It was made from a coat hanger, a trash bag, and duct tape, and amazingly, actually flew about twenty feet for ten seconds on his sixth try running down the road to launch it.

Jack had his last Zoom class meeting at noon. His preschool class had "Cowboy Day" for their last class, which was hilarious because the teacher showed a bunch of photos from her own ranch and all the kids basically dressed in their, uh, clothes. Since 80% of them actually live on working ranches.

Jack's cowboy outfit is not his everyday apparel, but we do at least have all the correct items.

He was very excited that I let him borrow my hat, which I do not ever let my children use unless it's for a very specific purpose. Because anything they use gets broken.

Then we celebrated with some banana bread. I felt like I should make them a treat since they were missing their end-of-year sugar-binge parties.

And that was it. It was pretty anticlimactic. 

Our daily lives will change very little now, except I no longer have to nag the older two to do their math or force my very reluctant boys to sit still for Zoom meetings on Mondays and Wednesdays.

Ah, summer. You came none too soon.

Sunday, May 10, 2020

For All the Mothers (Ovine and Otherwise)

We have a brand-new mother around here, and for once it isn't me. One of the full-to-bursting ewes had a lamb three days ago. It's another girl lamb, and it was lucky enough to be born during our warm spell and thus did not require any shepherd intervention.

Do I have a picture of it for you? No, I do not. But! I do have a picture of the Megaton cabbage plantation!

Cabbages are just as cute as lambs, right?

Because it is Mother's Day and I get to do what I want, I spent the morning planting out almost all of the starts that were in the kitchen grow box. There are now 12 tomato plants and two pepper plants out in the backyard cells A. prepared for me. They are protected from our vicious winds with the most aesthetic of objects:

Our house is definitely going to be on the next Home and Garden Tour.

I got the idea for the tires from the lady we used to buy milk from. She said they work really well, and you can just keep stacking them up as the plants get bigger. God knows, we have plenty of old tires on our new (abandoned) property. I'm also hoping the heat absorbed by the black tires will keep the plants a bit warmer and happier during our cool nights in the summer.
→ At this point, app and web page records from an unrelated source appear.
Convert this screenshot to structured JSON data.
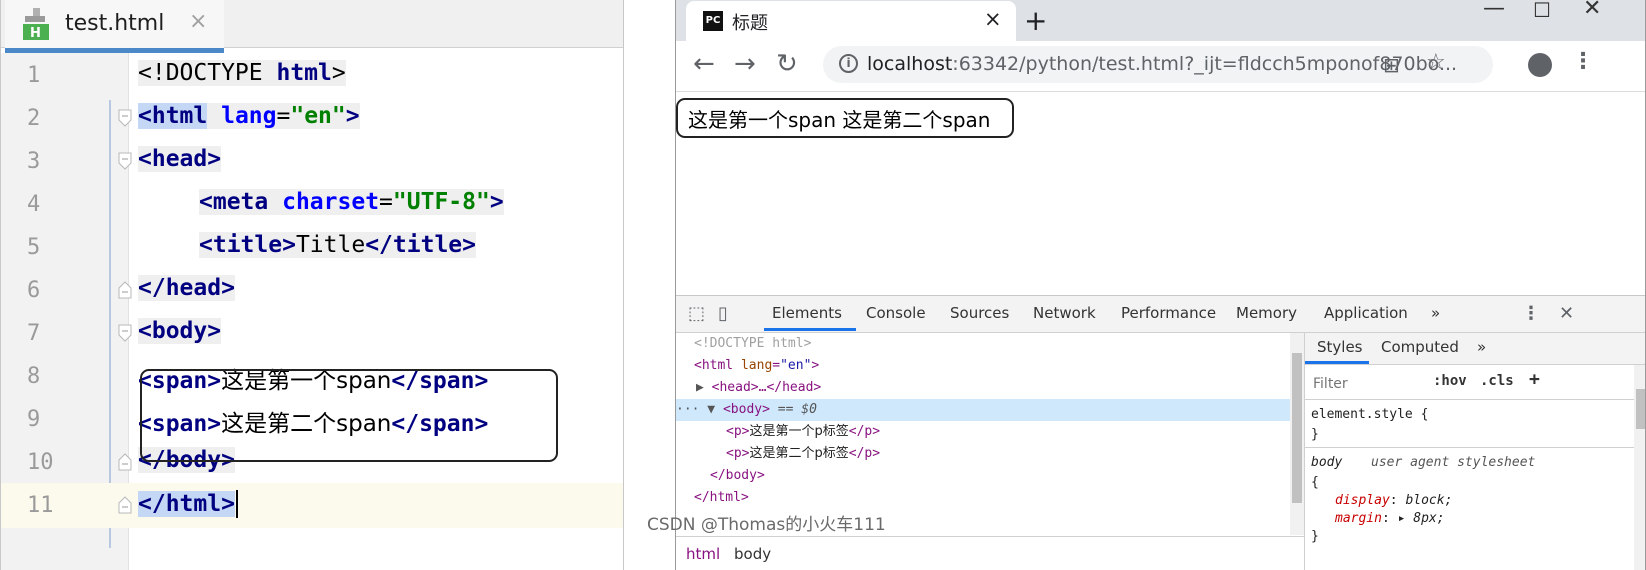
{
  "editor": {
    "tab_label": "test.html",
    "tab_close": "×",
    "lines": [
      {
        "num": "1"
      },
      {
        "num": "2"
      },
      {
        "num": "3"
      },
      {
        "num": "4"
      },
      {
        "num": "5"
      },
      {
        "num": "6"
      },
      {
        "num": "7"
      },
      {
        "num": "8"
      },
      {
        "num": "9"
      },
      {
        "num": "10"
      },
      {
        "num": "11"
      }
    ],
    "code": {
      "l1_a": "<!DOCTYPE ",
      "l1_b": "html",
      "l1_c": ">",
      "l2_a": "<html",
      "l2_b": " ",
      "l2_c": "lang",
      "l2_d": "=",
      "l2_e": "\"en\"",
      "l2_f": ">",
      "l3_a": "<head",
      "l3_b": ">",
      "l4_a": "<meta",
      "l4_b": " ",
      "l4_c": "charset",
      "l4_d": "=",
      "l4_e": "\"UTF-8\"",
      "l4_f": ">",
      "l5_a": "<title",
      "l5_b": ">",
      "l5_c": "Title",
      "l5_d": "</title",
      "l5_e": ">",
      "l6_a": "</head",
      "l6_b": ">",
      "l7_a": "<body",
      "l7_b": ">",
      "l8_a": "<span",
      "l8_b": ">",
      "l8_c": "这是第一个span",
      "l8_d": "</span",
      "l8_e": ">",
      "l9_a": "<span",
      "l9_b": ">",
      "l9_c": "这是第二个span",
      "l9_d": "</span",
      "l9_e": ">",
      "l10_a": "</body",
      "l10_b": ">",
      "l11_a": "</html",
      "l11_b": ">"
    }
  },
  "browser": {
    "tab_icon": "PC",
    "tab_title": "标题",
    "tab_close": "×",
    "new_tab": "+",
    "url_host": "localhost",
    "url_rest": ":63342/python/test.html?_ijt=fldcch5mponof870bo...",
    "page_text": "这是第一个span 这是第二个span",
    "devtools": {
      "tabs": [
        "Elements",
        "Console",
        "Sources",
        "Network",
        "Performance",
        "Memory",
        "Application",
        "»"
      ],
      "dom": {
        "doctype": "<!DOCTYPE html>",
        "html_open_tag": "<html",
        "html_attr": "lang",
        "html_val": "\"en\"",
        "head_collapsed": "<head>…</head>",
        "body_open": "<body>",
        "body_eq": "== $0",
        "p1_open": "<p>",
        "p1_text": "这是第一个p标签",
        "p1_close": "</p>",
        "p2_open": "<p>",
        "p2_text": "这是第二个p标签",
        "p2_close": "</p>",
        "body_close": "</body>",
        "html_close": "</html>"
      },
      "breadcrumbs": [
        "html",
        "body"
      ],
      "styles": {
        "tabs": [
          "Styles",
          "Computed",
          "»"
        ],
        "filter_placeholder": "Filter",
        "hov": ":hov",
        "cls": ".cls",
        "plus": "+",
        "element_style": "element.style {",
        "close_brace": "}",
        "body_selector": "body",
        "origin": "user agent stylesheet",
        "open_brace": "{",
        "prop1_name": "display",
        "prop1_val": "block;",
        "prop2_name": "margin",
        "prop2_val": "8px;"
      }
    }
  },
  "watermark": "CSDN @Thomas的小火车111"
}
I also planted out the remaining eight basil seedlings in various places. Those have some attractive plastic milk jugs around them, too.

A. spent the morning cutting up and hauling away the board fence that used to be where that stone wall is in the above picture. It was big, heavy, and awkward, and has been sitting in the middle of the yard near my lettuce for months now. His gift to me was two hours with a chainsaw and wheelbarrow to get it off the ground and out of my way.

Beautiful bare ground, just waiting to be planted with something. More cabbages, maybe?

Cubby nailed up some of the wood to cover gaps in the fence to keep the dogs from racing around that yard and over my carrots. He also used some hinges that had been on the section of fence A. cut up to actually afix the gate to the post to that yard, so now I have a fully-functioning gate there, instead of various propped-up pieces of wood that were always getting blown over in the wind.

After Poppy's nap, A. took all four kids (and the dogs) to our neighbor's canyon so I could sit here in a quiet house. Except it's not all that quiet, because I'm listening to music on my computer. I love music, but I absolutely cannot have it on when my kids are around, because they make too much noise of their own and the combination of them and the music just makes me crazy.

So for now, it's just me and Gary Allan.* And both of us are right where we need to be.

Happy Mother's Day to all my sisters in arms. I hope the day is exactly what you wish it to be.

* It occurs to me that I should be taking advantage of my children's absence to listen to something not appropriate for their innocent ears. Pink, coming right up!